“A human being is a part of the whole, called by us “Universe,” a part limited in time and space. He experiences himself, his thoughts and feelings as something separated from the rest – a kind of optical delusion of his consciousness. This delusion is a kind of prison for us, restricting us to our personal desires and to affection for a few persons nearest to us. Our task must be to free ourselves from this prison by widening our circle of compassion to embrace all living creatures and the whole of nature in its beauty.”
An excerpt from The Eight Gates of Zen by John Daido Loori:
“What is the mind of the Way?
Chao-chou once asked Nan-ch’uan, ‘What is the Tao?’ Nan-ch’uan answered, ‘Ordinary mind is the Tao.’
‘Then should we direct ourselves toward it or not?’ asked Chao-chou. ‘If you try to direct yourself toward it, you will go away from it,’ Nan-ch’uan answered.
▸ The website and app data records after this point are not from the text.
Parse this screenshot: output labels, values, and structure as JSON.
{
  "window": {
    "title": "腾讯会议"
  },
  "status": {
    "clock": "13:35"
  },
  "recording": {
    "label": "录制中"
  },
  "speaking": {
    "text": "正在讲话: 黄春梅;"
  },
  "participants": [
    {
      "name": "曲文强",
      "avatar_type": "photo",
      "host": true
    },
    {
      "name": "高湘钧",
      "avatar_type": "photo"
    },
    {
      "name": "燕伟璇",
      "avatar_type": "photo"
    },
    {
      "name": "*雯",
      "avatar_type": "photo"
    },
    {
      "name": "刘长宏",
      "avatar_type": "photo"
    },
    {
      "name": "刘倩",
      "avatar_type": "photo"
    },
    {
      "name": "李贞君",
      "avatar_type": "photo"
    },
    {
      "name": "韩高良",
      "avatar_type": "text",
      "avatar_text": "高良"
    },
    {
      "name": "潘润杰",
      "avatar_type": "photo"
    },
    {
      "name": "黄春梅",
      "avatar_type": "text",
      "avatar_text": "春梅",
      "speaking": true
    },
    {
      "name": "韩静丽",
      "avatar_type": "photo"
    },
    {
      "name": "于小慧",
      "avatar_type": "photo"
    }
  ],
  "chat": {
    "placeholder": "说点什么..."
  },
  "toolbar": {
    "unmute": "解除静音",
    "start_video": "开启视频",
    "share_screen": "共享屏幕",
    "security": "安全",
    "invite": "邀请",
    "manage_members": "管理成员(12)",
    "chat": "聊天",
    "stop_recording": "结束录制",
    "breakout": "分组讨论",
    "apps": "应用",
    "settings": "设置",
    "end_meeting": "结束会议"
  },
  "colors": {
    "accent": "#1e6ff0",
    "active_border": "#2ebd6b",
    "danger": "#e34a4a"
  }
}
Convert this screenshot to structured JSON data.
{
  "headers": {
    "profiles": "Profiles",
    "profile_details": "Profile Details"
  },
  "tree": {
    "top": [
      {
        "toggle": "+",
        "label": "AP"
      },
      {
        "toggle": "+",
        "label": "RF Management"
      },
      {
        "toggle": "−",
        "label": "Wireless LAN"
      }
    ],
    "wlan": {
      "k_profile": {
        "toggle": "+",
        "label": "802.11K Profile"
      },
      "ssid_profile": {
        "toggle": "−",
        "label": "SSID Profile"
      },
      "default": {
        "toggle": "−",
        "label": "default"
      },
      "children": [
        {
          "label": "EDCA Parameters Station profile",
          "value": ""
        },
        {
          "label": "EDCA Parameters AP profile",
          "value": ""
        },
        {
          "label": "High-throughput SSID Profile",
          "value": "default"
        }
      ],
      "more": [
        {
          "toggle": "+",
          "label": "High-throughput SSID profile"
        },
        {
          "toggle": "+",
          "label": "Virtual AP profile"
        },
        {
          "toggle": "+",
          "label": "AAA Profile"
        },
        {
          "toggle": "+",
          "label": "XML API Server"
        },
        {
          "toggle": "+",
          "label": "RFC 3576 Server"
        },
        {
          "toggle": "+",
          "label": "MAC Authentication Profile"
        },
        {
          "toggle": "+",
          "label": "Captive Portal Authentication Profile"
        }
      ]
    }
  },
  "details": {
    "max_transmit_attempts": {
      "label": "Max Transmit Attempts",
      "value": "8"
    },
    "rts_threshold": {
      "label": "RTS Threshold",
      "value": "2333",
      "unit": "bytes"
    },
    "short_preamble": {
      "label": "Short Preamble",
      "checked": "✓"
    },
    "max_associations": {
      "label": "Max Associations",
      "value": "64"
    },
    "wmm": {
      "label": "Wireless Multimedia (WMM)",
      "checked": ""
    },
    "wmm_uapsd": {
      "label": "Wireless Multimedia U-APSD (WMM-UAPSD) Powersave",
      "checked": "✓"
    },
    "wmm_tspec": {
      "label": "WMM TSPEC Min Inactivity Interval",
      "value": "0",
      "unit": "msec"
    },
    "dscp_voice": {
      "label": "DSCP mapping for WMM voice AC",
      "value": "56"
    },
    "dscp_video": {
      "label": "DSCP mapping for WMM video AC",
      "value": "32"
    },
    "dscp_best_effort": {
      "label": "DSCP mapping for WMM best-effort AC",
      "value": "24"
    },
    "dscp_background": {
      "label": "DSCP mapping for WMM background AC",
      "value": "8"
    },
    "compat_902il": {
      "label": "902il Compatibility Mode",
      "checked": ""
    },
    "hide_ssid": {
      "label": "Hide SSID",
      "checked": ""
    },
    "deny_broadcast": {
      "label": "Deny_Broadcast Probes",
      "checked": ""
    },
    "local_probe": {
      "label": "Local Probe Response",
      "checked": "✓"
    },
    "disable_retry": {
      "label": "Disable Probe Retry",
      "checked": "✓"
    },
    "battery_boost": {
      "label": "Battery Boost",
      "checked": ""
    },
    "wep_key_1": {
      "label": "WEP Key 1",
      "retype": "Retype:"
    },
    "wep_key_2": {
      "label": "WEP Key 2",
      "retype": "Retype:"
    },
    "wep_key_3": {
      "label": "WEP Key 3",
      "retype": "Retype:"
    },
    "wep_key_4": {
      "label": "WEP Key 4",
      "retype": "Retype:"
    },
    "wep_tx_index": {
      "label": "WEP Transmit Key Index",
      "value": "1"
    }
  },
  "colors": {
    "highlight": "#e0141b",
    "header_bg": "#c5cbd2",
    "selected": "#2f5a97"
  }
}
Chao-chou continued, ‘If we do not try, how can we know that it is the Tao?’ Nan-ch’uan replied, ‘The Tao does not belong to knowing or to not knowing. Knowing is illusion, not knowing is blank consciousness. If you really attain the Tao of no doubt, it is like the great void, so vast and boundless. How, then, can there be a right and a wrong in the Tao? Ordinary mind, the mind that sleeps when it is tired and eats when it is hungry. This is the Buddha mind.’ ”
From Lao Tzu, 6th century B.C.:
“How can the divine Oneness be seen? In beautiful forms, with breathtaking wonders, awe inspiring miracles? The Tao is not obliged to present itself in this way. If you are willing to be lived by it, you will see it everywhere, even in the most ordinary things.”
A reading from The Teachings of Huang Po, translated by John Blofeld:
“Q: Allowing that the enlightened man who achieves the cessation of conceptual thought is Buddha, would not an ignorant man, on ceasing to think conceptually, lose himself in oblivion?
A: There are no enlightened men or ignorant men and there is no oblivion. Yet, though basically everything is without objective existence, you must not come to think in terms of anything non-existent; though things are not nonexistent, you must not form a concept of anything existing. For ‘existence’ and ‘non-existence’ are both empirical concepts no better than illusions. Therefore it is written, ‘Whatever the senses apprehend, resembles an illusion.’”
Steve read a passage from a Dharma Talk by Zen Master Dae Gak, Furnace Mountain Newsletter, Summer 2010.
“So the inquiry that we take up is not only to be able to sit quietly in stillness for half an hour, an hour, two hours, five hours a day, but to actually take into every encounter the practice of asking, ‘What is this?’ It is to be enlightened by ‘the sky is blue’, ‘the tree is green.’ It is to be continually brought into realization; to be in effect, the activity of realization itself, seeing the pebbles, walking on the straw, hearing the jet, feeling the damp, cold air, feeling sorrow at someone’s suffering, feeling joy at having found a new friend, feeling grateful for each breath, feeling appreciative for each step, no matter how the body feels….”
Greg shared and discussed a translation of the chant Enmei Jukku Kannon Gyo (Kanzeon or Kannon is the Chinese/Japanese name for the original Indian Bodhisattva of Compassion)
I venerate the Buddha
Buddha is my source
Buddha is my affinity
Affinity with Buddha, Dharma, Sangha
Constancy, ease, assurance, purity
Morning my thought is Kanzeon
Evening my thought is Kanzeon
Thought after thought arises in the mind
Thought after thought is not separate from mind.”